Despite ongoing economic hardship, a new study indicates that social cohesion in Ireland remains stronger than in Britain, Germany or France.
The survey by Germany's Bertelsmann Foundation ranked Ireland 11th on a list of 35 countries that was topped by Nordic countries, Australia and New Zealand.
While economic hardship can drive a society apart, the study noted smaller states such as Ireland, Switzerland and Austria demonstrate a more resilient sense of cohesion than larger neighbours. Using data collated over 25 years, the study attempts to quantify the levels of social cohesion, defined as the level of solidarity exhibited by people living and working in a geographical community.
The researchers studied data from 34 countries including 27 members of the EU – before Croatia’s accession – and seven other members of the Organisation for Economic Co-operation and Development. They found the strongest social cohesion in Denmark, Norway, Finland and Sweden. After Australia and New Zealand, Ireland belonged to the next-best group.

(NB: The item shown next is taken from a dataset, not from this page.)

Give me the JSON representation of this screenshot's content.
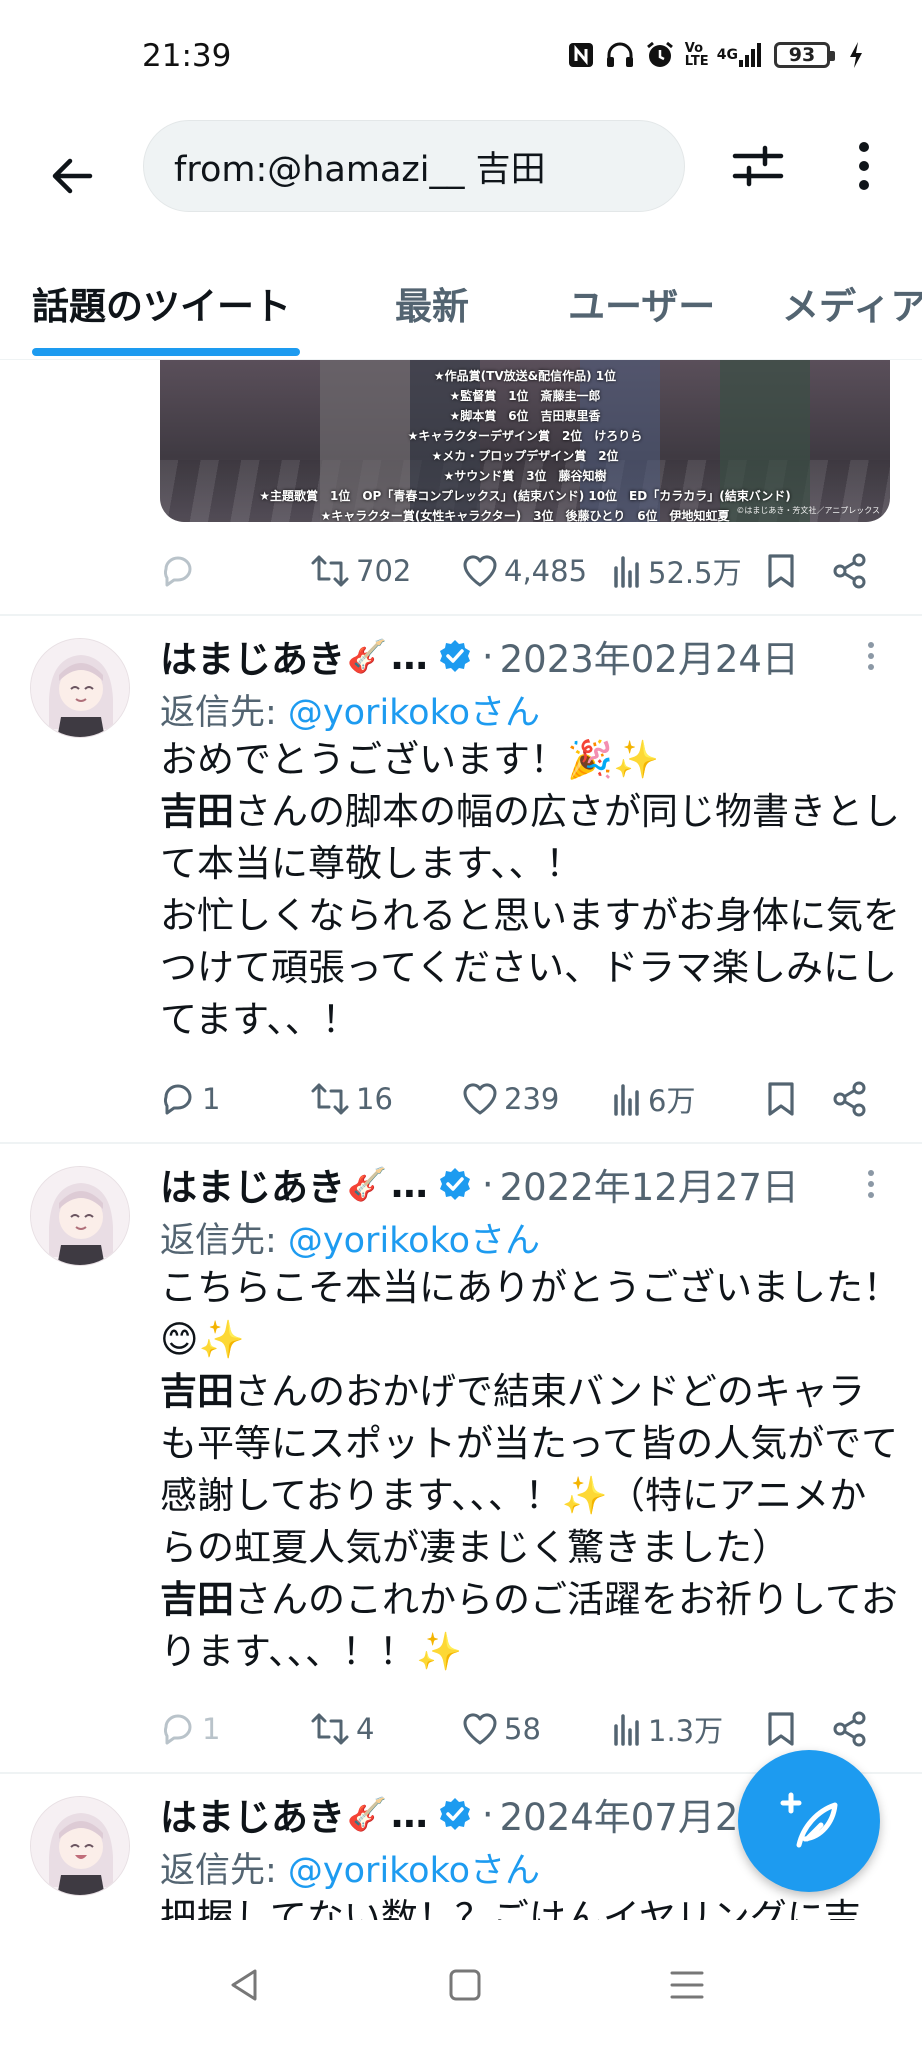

The Irish showed top ratings in the sub-categories of solidarity, helpfulness and strength of social networks but only average ratings regarding overall fairness and civic participation.

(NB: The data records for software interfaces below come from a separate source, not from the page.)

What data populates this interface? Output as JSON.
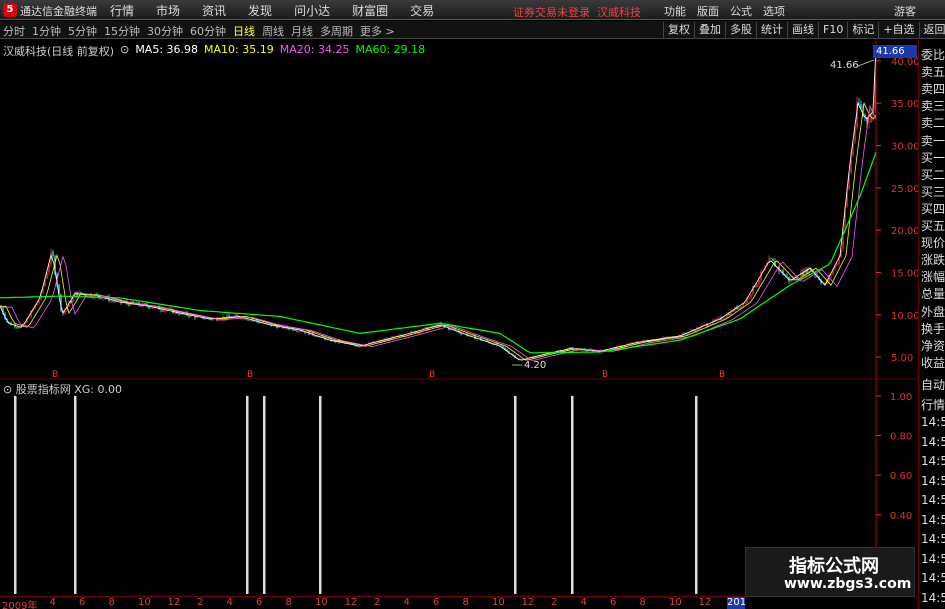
{
  "topbar": {
    "logo_glyph": "5",
    "app_title": "通达信金融终端",
    "menu": [
      "行情",
      "市场",
      "资讯",
      "发现",
      "问小达",
      "财富圈",
      "交易"
    ],
    "login_warning": "证券交易未登录",
    "stock_link": "汉威科技",
    "right_menu": [
      "功能",
      "版面",
      "公式",
      "选项"
    ],
    "guest": "游客"
  },
  "toolbar": {
    "periods": [
      "分时",
      "1分钟",
      "5分钟",
      "15分钟",
      "30分钟",
      "60分钟",
      "日线",
      "周线",
      "月线",
      "多周期",
      "更多 >"
    ],
    "selected_period": "日线",
    "right_tools": [
      "复权",
      "叠加",
      "多股",
      "统计",
      "画线",
      "F10",
      "标记",
      "+自选",
      "返回"
    ]
  },
  "chart_info": {
    "stock_label": "汉威科技(日线 前复权)",
    "ma5": "MA5: 36.98",
    "ma10": "MA10: 35.19",
    "ma20": "MA20: 34.25",
    "ma60": "MA60: 29.18"
  },
  "sub_info": {
    "indicator": "股票指标网",
    "xg": "XG: 0.00"
  },
  "current_price": "41.66",
  "max_label": "41.66",
  "min_label": "4.20",
  "right_panel": [
    "委比",
    "卖五",
    "卖四",
    "卖三",
    "卖二",
    "卖一",
    "买一",
    "买二",
    "买三",
    "买四",
    "买五",
    "现价",
    "涨跌",
    "涨幅",
    "总量",
    "外盘",
    "换手",
    "净资",
    "收益",
    "自动",
    "行情",
    "14:50",
    "14:50",
    "14:50",
    "14:50",
    "14:50",
    "14:50",
    "14:50",
    "14:50",
    "14:50",
    "14:5"
  ],
  "watermark": {
    "line1": "指标公式网",
    "line2": "www.zbgs3.com"
  },
  "x_labels": [
    "2009年",
    "4",
    "6",
    "8",
    "10",
    "12",
    "2",
    "4",
    "6",
    "8",
    "10",
    "12",
    "2",
    "4",
    "6",
    "8",
    "10",
    "12",
    "2",
    "4",
    "6",
    "8",
    "10",
    "12",
    "5"
  ],
  "year_box": "201",
  "colors": {
    "up": "#ff4040",
    "down": "#55ffff",
    "ma5": "#ffffff",
    "ma10": "#ffff00",
    "ma20": "#ff55ff",
    "ma60": "#00ff00",
    "axis": "#ff4040"
  },
  "chart_data": {
    "type": "line",
    "title": "汉威科技(日线 前复权)",
    "y_axis_main": [
      5.0,
      10.0,
      15.0,
      20.0,
      25.0,
      30.0,
      35.0,
      40.0
    ],
    "ylim_main": [
      3,
      42
    ],
    "y_axis_sub": [
      0.2,
      0.4,
      0.6,
      0.8,
      1.0
    ],
    "ylim_sub": [
      0,
      1.05
    ],
    "price_anchors": [
      [
        0,
        11
      ],
      [
        8,
        9
      ],
      [
        22,
        8.5
      ],
      [
        40,
        12
      ],
      [
        52,
        17.5
      ],
      [
        62,
        10
      ],
      [
        75,
        12.5
      ],
      [
        95,
        12.3
      ],
      [
        120,
        11.5
      ],
      [
        150,
        11
      ],
      [
        180,
        10.2
      ],
      [
        210,
        9.5
      ],
      [
        240,
        9.8
      ],
      [
        270,
        8.8
      ],
      [
        300,
        8.2
      ],
      [
        330,
        7
      ],
      [
        360,
        6.3
      ],
      [
        400,
        7.5
      ],
      [
        440,
        8.8
      ],
      [
        470,
        7.5
      ],
      [
        500,
        6.3
      ],
      [
        520,
        4.6
      ],
      [
        540,
        5.2
      ],
      [
        570,
        6
      ],
      [
        600,
        5.7
      ],
      [
        640,
        6.8
      ],
      [
        680,
        7.5
      ],
      [
        700,
        8.5
      ],
      [
        720,
        9.5
      ],
      [
        745,
        11.5
      ],
      [
        770,
        16.5
      ],
      [
        790,
        14
      ],
      [
        810,
        15.5
      ],
      [
        825,
        13.5
      ],
      [
        840,
        17
      ],
      [
        850,
        28
      ],
      [
        858,
        35
      ],
      [
        866,
        33
      ],
      [
        873,
        34
      ],
      [
        876,
        41.66
      ]
    ],
    "ma60_anchors": [
      [
        0,
        12
      ],
      [
        60,
        12.2
      ],
      [
        120,
        12
      ],
      [
        200,
        10.5
      ],
      [
        280,
        9.8
      ],
      [
        360,
        7.8
      ],
      [
        440,
        9
      ],
      [
        500,
        7.8
      ],
      [
        530,
        5.5
      ],
      [
        600,
        5.6
      ],
      [
        680,
        7
      ],
      [
        740,
        9.5
      ],
      [
        790,
        13.5
      ],
      [
        830,
        16
      ],
      [
        860,
        24
      ],
      [
        876,
        29.18
      ]
    ],
    "signals_x": [
      15,
      75,
      247,
      264,
      320,
      515,
      572,
      696
    ],
    "signal_value": 1,
    "markers_x": [
      55,
      250,
      432,
      605,
      722
    ],
    "marker_text": "B"
  }
}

Researchers noted one negative trend: declining trust in Irish institutions. Looking at the data going back 25 years, researchers suggest the idea of solidarity remains strong in Ireland while respect for social rules, having dipped in about 2008, is again on the rise.